May 17 will mark the 60th anniversary of Brown v. Board of Education, the landmark Supreme Court decision which struck down the doctrine of “separate but equal” in public schools.
Prior to the Brown decision, public schools in several states separated their children according to skin color: White skinned children went to one school and dark skinned children to another. While the practice was actually required by law in most Southern states (a practice known as de jure, or “by law” segregation), several other states across the country either allowed the practice as optional, or state law was silent on the issue.
Colorado stood with 15 other states in expressly forbidding the practice of de jure segregation.
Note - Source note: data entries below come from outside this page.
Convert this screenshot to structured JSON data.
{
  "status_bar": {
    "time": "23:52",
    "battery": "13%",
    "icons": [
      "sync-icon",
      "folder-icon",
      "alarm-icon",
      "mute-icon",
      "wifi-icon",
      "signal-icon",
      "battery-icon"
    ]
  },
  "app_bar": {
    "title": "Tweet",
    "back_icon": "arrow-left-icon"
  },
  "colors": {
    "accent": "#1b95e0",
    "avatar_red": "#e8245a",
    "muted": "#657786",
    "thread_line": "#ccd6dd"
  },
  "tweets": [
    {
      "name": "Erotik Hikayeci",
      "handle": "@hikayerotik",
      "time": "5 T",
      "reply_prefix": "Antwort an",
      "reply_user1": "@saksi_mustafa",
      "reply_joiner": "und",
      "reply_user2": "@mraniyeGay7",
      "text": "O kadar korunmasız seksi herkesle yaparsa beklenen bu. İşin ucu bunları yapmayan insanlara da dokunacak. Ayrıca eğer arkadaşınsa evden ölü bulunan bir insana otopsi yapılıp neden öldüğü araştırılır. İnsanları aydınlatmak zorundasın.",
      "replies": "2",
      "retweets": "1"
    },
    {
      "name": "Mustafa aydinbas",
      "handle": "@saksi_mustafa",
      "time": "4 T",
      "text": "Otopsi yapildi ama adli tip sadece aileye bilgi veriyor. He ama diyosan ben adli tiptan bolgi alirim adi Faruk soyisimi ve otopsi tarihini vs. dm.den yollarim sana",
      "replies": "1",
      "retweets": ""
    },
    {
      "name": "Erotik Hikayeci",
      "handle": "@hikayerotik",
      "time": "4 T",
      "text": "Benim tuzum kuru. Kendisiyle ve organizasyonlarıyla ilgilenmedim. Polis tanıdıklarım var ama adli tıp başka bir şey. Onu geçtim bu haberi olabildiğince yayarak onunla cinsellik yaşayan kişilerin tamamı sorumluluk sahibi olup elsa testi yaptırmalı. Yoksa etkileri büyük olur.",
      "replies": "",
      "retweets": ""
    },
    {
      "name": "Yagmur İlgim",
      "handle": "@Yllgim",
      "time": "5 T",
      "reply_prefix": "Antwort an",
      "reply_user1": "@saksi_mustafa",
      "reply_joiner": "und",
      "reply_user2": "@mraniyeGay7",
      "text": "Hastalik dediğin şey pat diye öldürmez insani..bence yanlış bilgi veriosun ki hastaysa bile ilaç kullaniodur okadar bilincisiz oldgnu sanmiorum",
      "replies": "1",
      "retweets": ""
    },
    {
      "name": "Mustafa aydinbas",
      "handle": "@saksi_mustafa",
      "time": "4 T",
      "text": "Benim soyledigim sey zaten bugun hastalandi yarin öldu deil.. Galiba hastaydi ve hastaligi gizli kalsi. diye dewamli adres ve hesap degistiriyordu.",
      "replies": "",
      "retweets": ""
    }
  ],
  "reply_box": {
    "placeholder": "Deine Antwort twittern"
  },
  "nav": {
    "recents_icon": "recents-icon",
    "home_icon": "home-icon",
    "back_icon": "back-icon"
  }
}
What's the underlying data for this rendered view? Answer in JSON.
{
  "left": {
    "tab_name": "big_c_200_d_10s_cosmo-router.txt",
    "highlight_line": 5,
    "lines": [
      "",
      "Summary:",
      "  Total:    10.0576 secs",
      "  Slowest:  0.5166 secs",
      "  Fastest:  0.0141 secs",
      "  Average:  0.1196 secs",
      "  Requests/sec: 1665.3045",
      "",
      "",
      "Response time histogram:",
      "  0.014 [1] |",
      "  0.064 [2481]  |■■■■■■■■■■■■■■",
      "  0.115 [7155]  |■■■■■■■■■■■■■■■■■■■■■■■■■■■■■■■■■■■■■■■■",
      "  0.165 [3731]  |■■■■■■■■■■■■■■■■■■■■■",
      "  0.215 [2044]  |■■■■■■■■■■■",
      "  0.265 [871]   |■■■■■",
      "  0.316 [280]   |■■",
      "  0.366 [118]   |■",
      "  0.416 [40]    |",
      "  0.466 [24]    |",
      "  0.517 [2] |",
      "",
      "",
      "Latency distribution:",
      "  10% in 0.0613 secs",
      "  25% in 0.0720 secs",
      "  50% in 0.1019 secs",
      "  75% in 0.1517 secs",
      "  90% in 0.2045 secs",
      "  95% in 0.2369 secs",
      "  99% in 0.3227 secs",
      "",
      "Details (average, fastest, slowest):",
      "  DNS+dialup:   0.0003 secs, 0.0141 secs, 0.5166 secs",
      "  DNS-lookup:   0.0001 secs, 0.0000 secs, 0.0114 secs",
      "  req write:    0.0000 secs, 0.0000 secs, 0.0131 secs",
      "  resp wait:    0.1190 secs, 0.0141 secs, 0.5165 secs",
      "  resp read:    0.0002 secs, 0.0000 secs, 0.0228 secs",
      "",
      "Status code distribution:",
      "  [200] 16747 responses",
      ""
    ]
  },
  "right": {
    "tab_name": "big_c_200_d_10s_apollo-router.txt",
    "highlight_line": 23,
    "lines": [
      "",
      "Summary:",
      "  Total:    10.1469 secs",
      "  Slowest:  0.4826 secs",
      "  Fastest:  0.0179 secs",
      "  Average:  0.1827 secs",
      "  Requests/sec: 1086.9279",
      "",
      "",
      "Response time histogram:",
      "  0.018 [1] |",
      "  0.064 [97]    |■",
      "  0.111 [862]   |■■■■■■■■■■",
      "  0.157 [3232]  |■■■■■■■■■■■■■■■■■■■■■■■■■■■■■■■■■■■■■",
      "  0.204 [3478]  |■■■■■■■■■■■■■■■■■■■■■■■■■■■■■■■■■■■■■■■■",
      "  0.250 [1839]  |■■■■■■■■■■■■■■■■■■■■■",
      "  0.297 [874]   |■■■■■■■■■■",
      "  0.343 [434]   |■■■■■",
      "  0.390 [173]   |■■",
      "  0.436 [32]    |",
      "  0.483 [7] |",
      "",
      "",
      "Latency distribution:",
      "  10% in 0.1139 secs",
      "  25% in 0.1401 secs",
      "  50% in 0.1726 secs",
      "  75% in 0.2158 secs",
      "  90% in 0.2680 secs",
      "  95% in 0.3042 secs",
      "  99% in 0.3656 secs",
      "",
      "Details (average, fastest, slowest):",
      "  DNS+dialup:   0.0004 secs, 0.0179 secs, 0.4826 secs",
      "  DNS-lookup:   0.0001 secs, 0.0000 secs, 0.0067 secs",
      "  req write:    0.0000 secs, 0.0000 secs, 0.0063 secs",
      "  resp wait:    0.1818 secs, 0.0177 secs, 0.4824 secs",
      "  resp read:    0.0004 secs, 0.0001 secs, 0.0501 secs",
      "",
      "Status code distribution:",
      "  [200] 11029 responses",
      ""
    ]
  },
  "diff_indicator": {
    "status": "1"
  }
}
The Supreme Court’s decision hinged on the 14th Amendment to the Constitution, and its so-called “Equal Protection Clause,” which requires that all states extend “equal protection of the laws” to all people. In the case of education, the court held that the “doctrine of ‘separate but equal’ has no place. Separate educational facilities are inherently unequal.”
While the court’s decision eliminated the practice of de jure segregation because of the inherently unequal treatment of separating students based on race, the justices also carefully considered the research available at that time, which clearly indicated that segregation had a decidedly negative impact on students of color.
In terms of student achievement, the court’s decision has paid off. National testing data confirms that African-American and Hispanic students now score closer than ever to white students. Despite some fears that the achievement of white students would be compromised, today we also see that scores for white students have never been higher. Together, all groups of students are approaching a 90 percent high school graduation rate, a key performance benchmark of a high performing education system.
Today, the idea of segregating students by skin color is offensive and deeply immoral to most people. Yet, it can be argued that de facto segregation by race and economic condition in our schools remains a chronic problem for our nation. A recent story in The Atlantic noted, “three-fourths of African-Americans and two-thirds of Hispanics attend schools where a majority of the students qualify as low-income.”
Here in Eagle County, our own de facto segregation is as troubling as it is anywhere in the country. School age students in our county are roughly 50 percent Hispanic and 50 percent white, yet the non-charter Eagle County public schools are the only educational institutions even close to approximating that demographic as reality.
If we are honest with ourselves, then we must acknowledge that we have schools literally within sight of each other that are nearly completely segregated by race and economic condition.
Some might charge that there is an undercurrent of racism that has led us to this place. While this may indeed be some part of the problem, the more likely culprits are issues of neighborhood demographics, school boundary lines and the lack of transportation or food services for disadvantaged students.
In any case, as a community shouldn’t we be concerned about the implications of our de facto segregated community?
While significant for marking the 60th anniversary of the Brown v. Board decision, this year (2014) is also significant in that it marks the first time in history that the numbers of minority students enrolled in schools outnumber white students.
Further, federal statistics indicate that minorities are already the majority in 310 of the top 500 largest school districts. Hispanic students began outnumbering white students in Eagle County in 2009.
Looking further ahead, the U.S. Census estimates that in 2043 minorities will be the majority in the United States.
These changes mean that the moral purpose behind public education of providing a high quality and equitable education for every student becomes all the more important. For our nation to continue to prosper, we cannot falter in the goal of educating every student with the skills they need for college and careers, regardless of their skin color or economic condition. We also cannot fail in preparation of our students for a much more ethnically diverse future.
The writing is on the wall and the demographics are marching forward. Our country is becoming more diverse. There is no choice or decision to reach on this point; it is happening right before us.
We do have a choice on whether or not we wish our students learn in schools that are inclusive, tolerant and free of racial and economic segregation.
For the sake of our children’s future, let us have the courage to make the right choice.
Jason E. Glass is the superintendent of Eagle County Schools. He can be reached at firstname.lastname@example.org.